You can also use Atlantic salmon, just be aware you're buying farmed salmon, so look for sustainability certifications. Read more about farmed salmon vs wild salmon.
How to Make Herb Butter Ahead of Time
If you love this recipe (or even if you just love the butter!) you can make larger batches of the butter, portion it out in a silicone ice cube tray, freeze, and then move the frozen butter into a freezer bag.
When you're ready to make this dish, pull some of the butter out of the freezer to thaw. Try to use the frozen butter up within six months.
How to Make Herb Orange Butter
Start with softened butter.
Beat the butter with a rubber spatula, and then add in the herbs, orange zest, and a little salt. For this recipe, we're using fresh chives or tarragon, because they both work especially well with salmon.
Beat the butter, herbs, and zest together until everything is well-coated with butter.
Stick the butter in the fridge while you cook the salmon.
How to Broil Salmon

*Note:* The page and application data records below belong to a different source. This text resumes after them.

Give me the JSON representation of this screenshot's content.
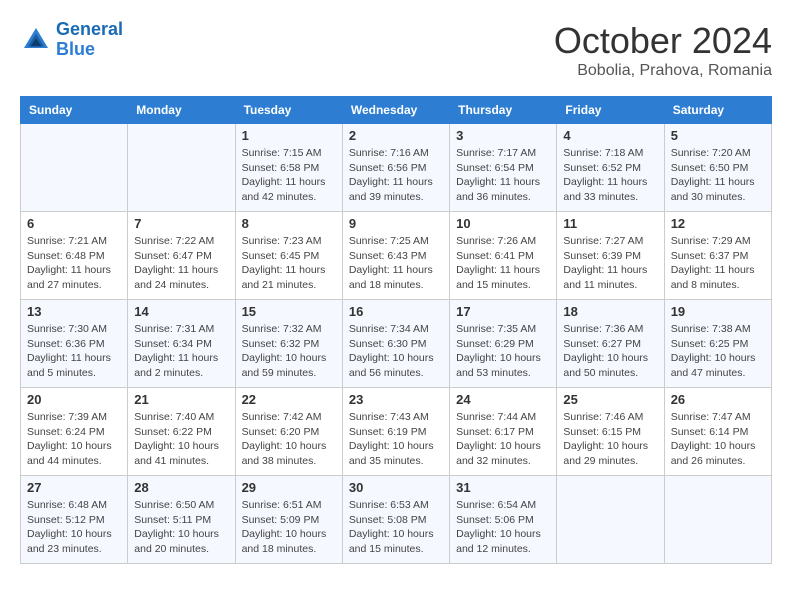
{
  "header": {
    "logo_line1": "General",
    "logo_line2": "Blue",
    "month": "October 2024",
    "location": "Bobolia, Prahova, Romania"
  },
  "columns": [
    "Sunday",
    "Monday",
    "Tuesday",
    "Wednesday",
    "Thursday",
    "Friday",
    "Saturday"
  ],
  "weeks": [
    [
      {
        "day": "",
        "detail": ""
      },
      {
        "day": "",
        "detail": ""
      },
      {
        "day": "1",
        "detail": "Sunrise: 7:15 AM\nSunset: 6:58 PM\nDaylight: 11 hours and 42 minutes."
      },
      {
        "day": "2",
        "detail": "Sunrise: 7:16 AM\nSunset: 6:56 PM\nDaylight: 11 hours and 39 minutes."
      },
      {
        "day": "3",
        "detail": "Sunrise: 7:17 AM\nSunset: 6:54 PM\nDaylight: 11 hours and 36 minutes."
      },
      {
        "day": "4",
        "detail": "Sunrise: 7:18 AM\nSunset: 6:52 PM\nDaylight: 11 hours and 33 minutes."
      },
      {
        "day": "5",
        "detail": "Sunrise: 7:20 AM\nSunset: 6:50 PM\nDaylight: 11 hours and 30 minutes."
      }
    ],
    [
      {
        "day": "6",
        "detail": "Sunrise: 7:21 AM\nSunset: 6:48 PM\nDaylight: 11 hours and 27 minutes."
      },
      {
        "day": "7",
        "detail": "Sunrise: 7:22 AM\nSunset: 6:47 PM\nDaylight: 11 hours and 24 minutes."
      },
      {
        "day": "8",
        "detail": "Sunrise: 7:23 AM\nSunset: 6:45 PM\nDaylight: 11 hours and 21 minutes."
      },
      {
        "day": "9",
        "detail": "Sunrise: 7:25 AM\nSunset: 6:43 PM\nDaylight: 11 hours and 18 minutes."
      },
      {
        "day": "10",
        "detail": "Sunrise: 7:26 AM\nSunset: 6:41 PM\nDaylight: 11 hours and 15 minutes."
      },
      {
        "day": "11",
        "detail": "Sunrise: 7:27 AM\nSunset: 6:39 PM\nDaylight: 11 hours and 11 minutes."
      },
      {
        "day": "12",
        "detail": "Sunrise: 7:29 AM\nSunset: 6:37 PM\nDaylight: 11 hours and 8 minutes."
      }
    ],
    [
      {
        "day": "13",
        "detail": "Sunrise: 7:30 AM\nSunset: 6:36 PM\nDaylight: 11 hours and 5 minutes."
      },
      {
        "day": "14",
        "detail": "Sunrise: 7:31 AM\nSunset: 6:34 PM\nDaylight: 11 hours and 2 minutes."
      },
      {
        "day": "15",
        "detail": "Sunrise: 7:32 AM\nSunset: 6:32 PM\nDaylight: 10 hours and 59 minutes."
      },
      {
        "day": "16",
        "detail": "Sunrise: 7:34 AM\nSunset: 6:30 PM\nDaylight: 10 hours and 56 minutes."
      },
      {
        "day": "17",
        "detail": "Sunrise: 7:35 AM\nSunset: 6:29 PM\nDaylight: 10 hours and 53 minutes."
      },
      {
        "day": "18",
        "detail": "Sunrise: 7:36 AM\nSunset: 6:27 PM\nDaylight: 10 hours and 50 minutes."
      },
      {
        "day": "19",
        "detail": "Sunrise: 7:38 AM\nSunset: 6:25 PM\nDaylight: 10 hours and 47 minutes."
      }
    ],
    [
      {
        "day": "20",
        "detail": "Sunrise: 7:39 AM\nSunset: 6:24 PM\nDaylight: 10 hours and 44 minutes."
      },
      {
        "day": "21",
        "detail": "Sunrise: 7:40 AM\nSunset: 6:22 PM\nDaylight: 10 hours and 41 minutes."
      },
      {
        "day": "22",
        "detail": "Sunrise: 7:42 AM\nSunset: 6:20 PM\nDaylight: 10 hours and 38 minutes."
      },
      {
        "day": "23",
        "detail": "Sunrise: 7:43 AM\nSunset: 6:19 PM\nDaylight: 10 hours and 35 minutes."
      },
      {
        "day": "24",
        "detail": "Sunrise: 7:44 AM\nSunset: 6:17 PM\nDaylight: 10 hours and 32 minutes."
      },
      {
        "day": "25",
        "detail": "Sunrise: 7:46 AM\nSunset: 6:15 PM\nDaylight: 10 hours and 29 minutes."
      },
      {
        "day": "26",
        "detail": "Sunrise: 7:47 AM\nSunset: 6:14 PM\nDaylight: 10 hours and 26 minutes."
      }
    ],
    [
      {
        "day": "27",
        "detail": "Sunrise: 6:48 AM\nSunset: 5:12 PM\nDaylight: 10 hours and 23 minutes."
      },
      {
        "day": "28",
        "detail": "Sunrise: 6:50 AM\nSunset: 5:11 PM\nDaylight: 10 hours and 20 minutes."
      },
      {
        "day": "29",
        "detail": "Sunrise: 6:51 AM\nSunset: 5:09 PM\nDaylight: 10 hours and 18 minutes."
      },
      {
        "day": "30",
        "detail": "Sunrise: 6:53 AM\nSunset: 5:08 PM\nDaylight: 10 hours and 15 minutes."
      },
      {
        "day": "31",
        "detail": "Sunrise: 6:54 AM\nSunset: 5:06 PM\nDaylight: 10 hours and 12 minutes."
      },
      {
        "day": "",
        "detail": ""
      },
      {
        "day": "",
        "detail": ""
      }
    ]
  ]
}
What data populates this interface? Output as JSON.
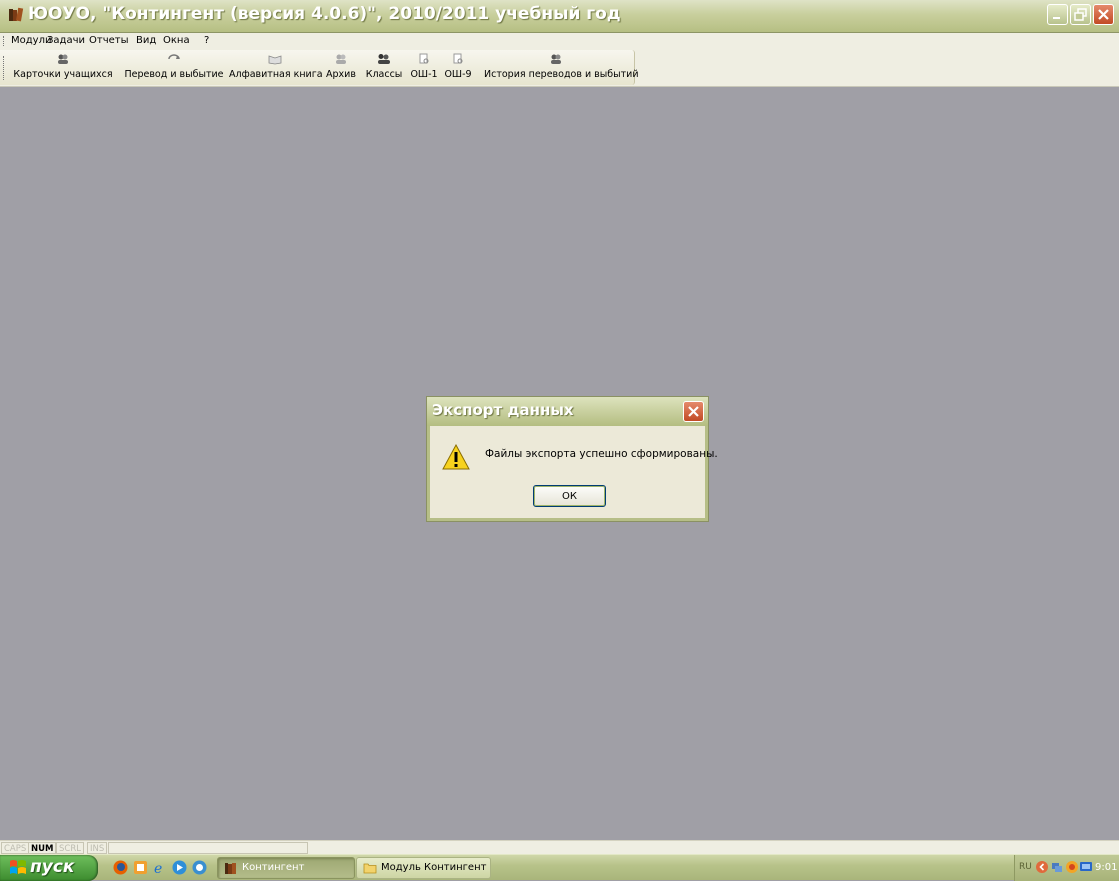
{
  "window": {
    "title": "ЮОУО, \"Контингент (версия 4.0.6)\", 2010/2011 учебный год",
    "buttons": [
      "minimize-icon",
      "restore-icon",
      "close-icon"
    ]
  },
  "menu": {
    "items": [
      "Модули",
      "Задачи",
      "Отчеты",
      "Вид",
      "Окна",
      "?"
    ]
  },
  "toolbar": {
    "buttons": [
      {
        "label": "Карточки учащихся",
        "icon": "students-icon"
      },
      {
        "label": "Перевод и выбытие",
        "icon": "transfer-icon"
      },
      {
        "label": "Алфавитная книга",
        "icon": "book-icon"
      },
      {
        "label": "Архив",
        "icon": "archive-icon"
      },
      {
        "label": "Классы",
        "icon": "classes-icon"
      },
      {
        "label": "ОШ-1",
        "icon": "report-icon"
      },
      {
        "label": "ОШ-9",
        "icon": "report-icon"
      },
      {
        "label": "История переводов и выбытий",
        "icon": "history-icon"
      }
    ]
  },
  "dialog": {
    "title": "Экспорт данных",
    "message": "Файлы экспорта успешно сформированы.",
    "ok_label": "ОК",
    "icon": "warning-icon"
  },
  "statusbar": {
    "indicators": [
      {
        "label": "CAPS",
        "active": false
      },
      {
        "label": "NUM",
        "active": true
      },
      {
        "label": "SCRL",
        "active": false
      },
      {
        "label": "INS",
        "active": false
      }
    ]
  },
  "taskbar": {
    "start_label": "пуск",
    "quick_launch": [
      "firefox-icon",
      "notes-icon",
      "ie-icon",
      "media-icon",
      "messenger-icon"
    ],
    "tasks": [
      {
        "label": "Контингент",
        "active": true,
        "icon": "app-icon"
      },
      {
        "label": "Модуль Контингент",
        "active": false,
        "icon": "folder-icon"
      }
    ],
    "tray": {
      "lang": "RU",
      "time": "9:01"
    }
  },
  "colors": {
    "titlebar": "#c8cf9d",
    "mdi_background": "#a09fa6",
    "dialog_background": "#ece9d8",
    "start_button": "#4e9e3f"
  }
}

Place the salmon skin-side down in an oven-safe pan (or sheet pan). I use this Lodge 12" carbon steel skillet.
Slide the pan into the oven on a top shelf, and cook under the broiler until the salmon is opaque and tender.

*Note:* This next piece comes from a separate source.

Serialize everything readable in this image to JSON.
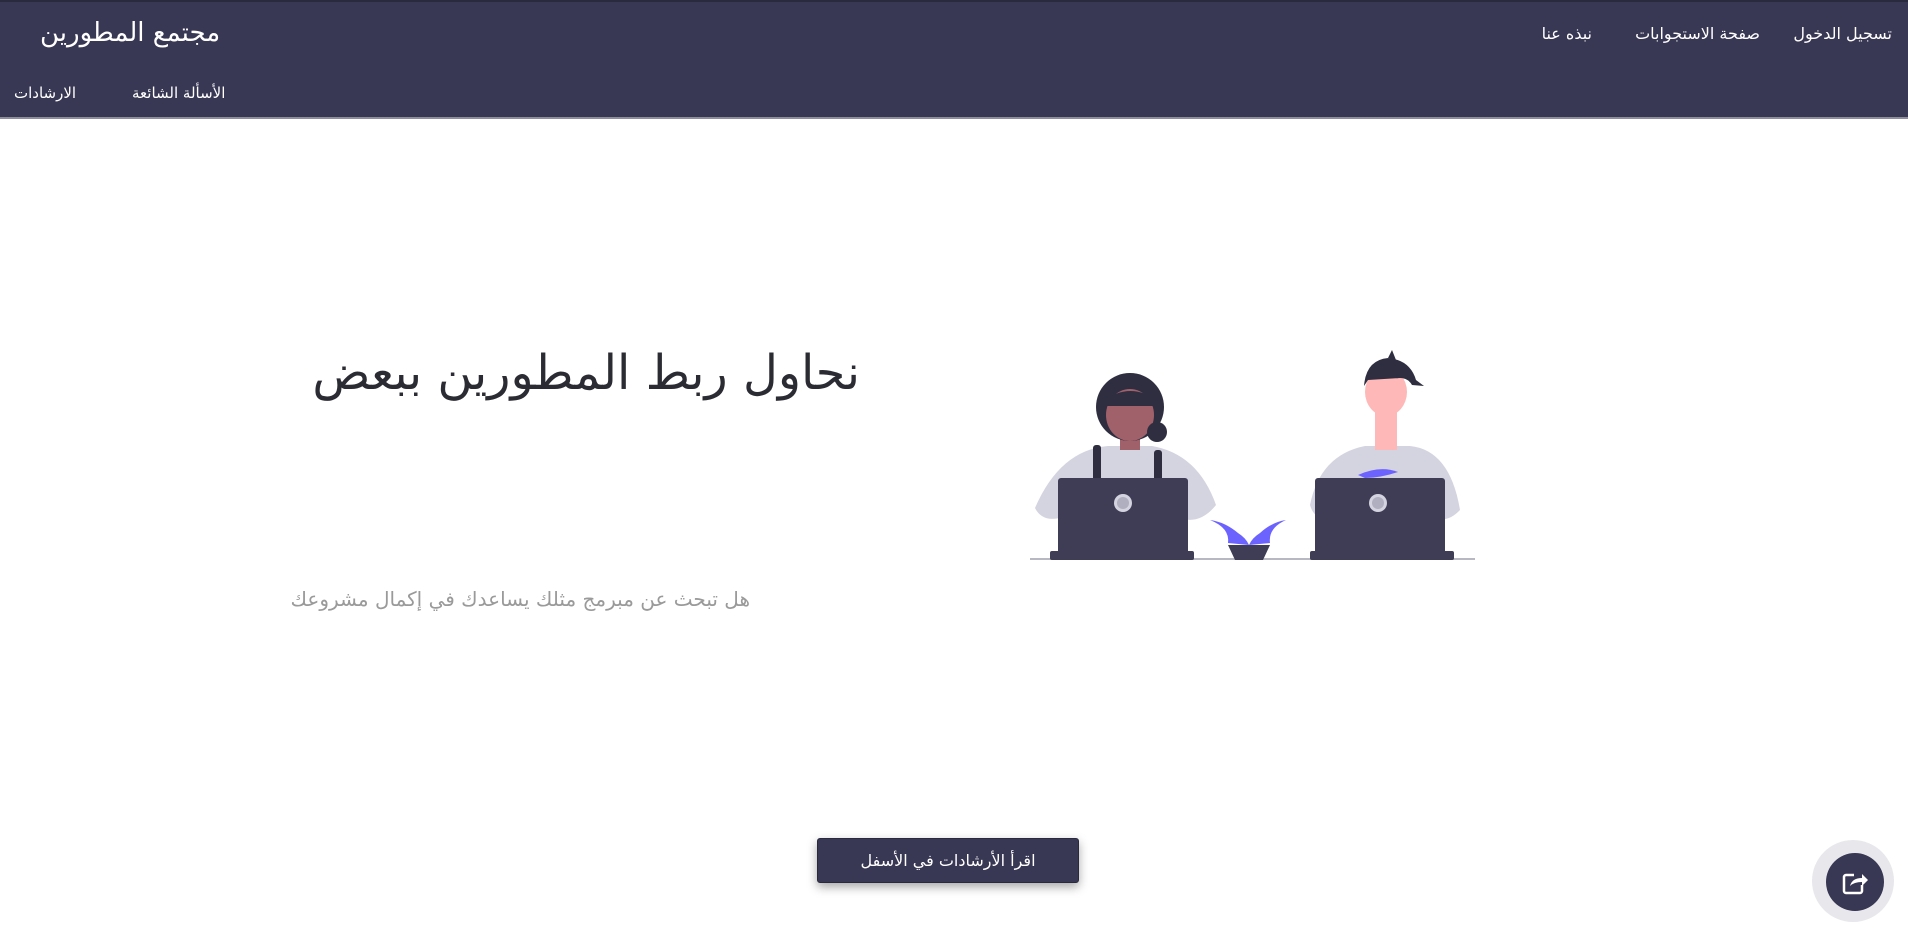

It should take about six to eight minutes per inch of thickness.
Serve the Herb Butter Salmon
As soon as the salmon is done, add the herb butter to the top.

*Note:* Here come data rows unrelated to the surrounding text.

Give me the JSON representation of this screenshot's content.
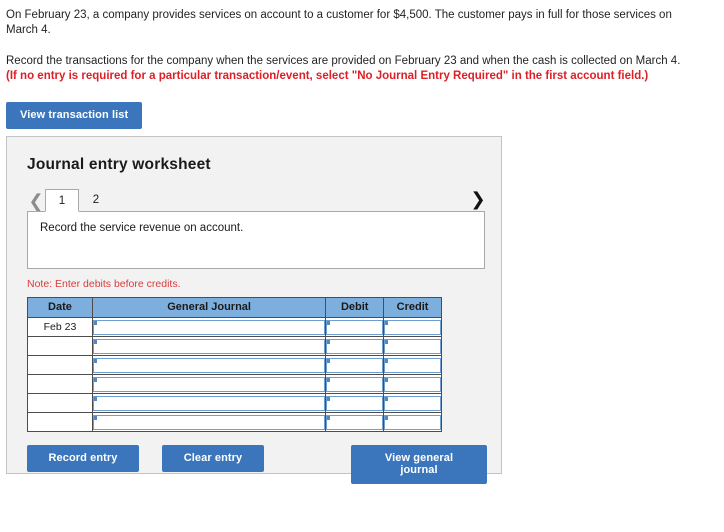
{
  "problem": {
    "scenario": "On February 23, a company provides services on account to a customer for $4,500. The customer pays in full for those services on March 4.",
    "instruction": "Record the transactions for the company when the services are provided on February 23 and when the cash is collected on March 4.",
    "warning": "(If no entry is required for a particular transaction/event, select \"No Journal Entry Required\" in the first account field.)"
  },
  "toolbar": {
    "view_transaction_list_label": "View transaction list"
  },
  "worksheet": {
    "title": "Journal entry worksheet",
    "prev_icon": "chevron-left-icon",
    "next_icon": "chevron-right-icon",
    "tabs": [
      {
        "label": "1",
        "active": true
      },
      {
        "label": "2",
        "active": false
      }
    ],
    "active_tab_description": "Record the service revenue on account.",
    "note": "Note: Enter debits before credits.",
    "table": {
      "columns": [
        "Date",
        "General Journal",
        "Debit",
        "Credit"
      ],
      "rows": [
        {
          "date": "Feb 23",
          "general_journal": "",
          "debit": "",
          "credit": ""
        },
        {
          "date": "",
          "general_journal": "",
          "debit": "",
          "credit": ""
        },
        {
          "date": "",
          "general_journal": "",
          "debit": "",
          "credit": ""
        },
        {
          "date": "",
          "general_journal": "",
          "debit": "",
          "credit": ""
        },
        {
          "date": "",
          "general_journal": "",
          "debit": "",
          "credit": ""
        },
        {
          "date": "",
          "general_journal": "",
          "debit": "",
          "credit": ""
        }
      ]
    },
    "buttons": {
      "record_entry_label": "Record entry",
      "clear_entry_label": "Clear entry",
      "view_general_journal_label": "View general journal"
    }
  },
  "colors": {
    "button_blue": "#3b76bd",
    "table_header_blue": "#7cafdd",
    "warning_red": "#dd1f26",
    "note_red": "#dd3b3b",
    "panel_background": "#f2f2f2",
    "input_border_blue": "#6e9fd0"
  }
}
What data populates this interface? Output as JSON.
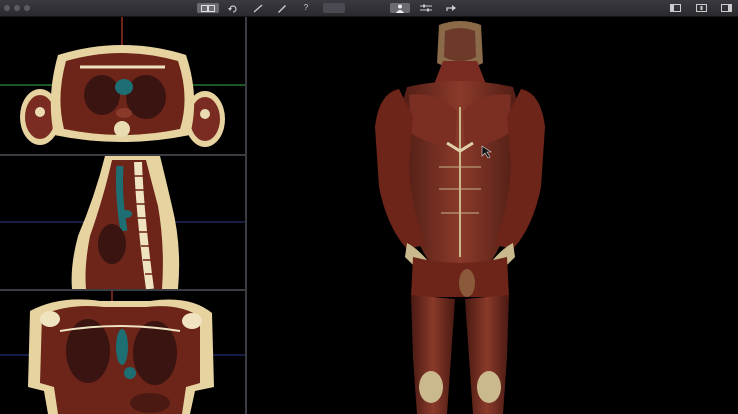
{
  "window": {
    "traffic_lights": [
      "close",
      "minimize",
      "zoom"
    ]
  },
  "toolbar": {
    "left_group": [
      {
        "name": "view-layout-button",
        "icon": "layout-icon"
      },
      {
        "name": "rotate-button",
        "icon": "rotate-icon"
      },
      {
        "name": "scalpel-button",
        "icon": "scalpel-icon"
      },
      {
        "name": "pen-button",
        "icon": "pen-icon"
      },
      {
        "name": "help-button",
        "icon": "question-icon",
        "label": "?"
      }
    ],
    "center_group": [
      {
        "name": "person-button",
        "icon": "person-icon"
      },
      {
        "name": "sliders-button",
        "icon": "sliders-icon"
      },
      {
        "name": "share-button",
        "icon": "share-icon"
      }
    ],
    "right_group": [
      {
        "name": "left-panel-button",
        "icon": "panel-left-icon"
      },
      {
        "name": "info-button",
        "icon": "info-icon"
      },
      {
        "name": "right-panel-button",
        "icon": "panel-right-icon"
      }
    ]
  },
  "panes": {
    "axial": {
      "label": "axial-slice"
    },
    "sagittal": {
      "label": "sagittal-slice"
    },
    "coronal": {
      "label": "coronal-slice"
    }
  },
  "colors": {
    "toolbar": "#2e2e33",
    "divider": "#3b3b43",
    "muscle": "#7a2c22",
    "tissue": "#e6d3a0",
    "tendon": "#d8c89a",
    "crosshair_red": "#c0392b",
    "crosshair_green": "#2e8b3a",
    "crosshair_blue": "#2a3a8c"
  }
}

You can either add it to the salmon while it's still in the pan, or wait until after you've plated the fish to add the butter. Whichever you prefer.
This recipe is inspired by a salmon recipe in the book For Cod and Country by Barton Seaver.
Herb Butter Salmon
- 3 tablespoons unsalted butter, softened
- 2 tablespoons diced chives or tarragon leaves Use fresh herbs, not dried
- 1 orange, zested (zest only)
- ⅛ teaspoon sea salt
- 8 ounces salmon (2 fillets)
- pinch sea salt
- 1 tablespoon avocado oil Or use another high-smoke point oil, such as canola
- Put softened butter in a small bowl and beat with a rubber spatula.Add the chives (or tarragon), orange zest, and salt. Beat again until the herbs are completely covered with butter.Place the butter in the fridge while you prepare the salmon.
- Move an oven rack to about 4" away from the broiler. Preheat broiler to high.Pat salmon dry and sprinkle lightly with salt.Brush oil in an oven-safe pan or baking sheet. Place the salmon skin-side down in the pan.Slide the pan into the oven.Broil salmon for 6-8 minutes per 1" thickness, or until the fish is opaque and easily flakes apart with a fork.Do not flip the fish halfway through cooking.
- When the salmon is done cooking, remove it from the oven.Top the fish with as much of the herb butter as you want and serve immediately.If you have leftover butter, refrigerate it and use within a week.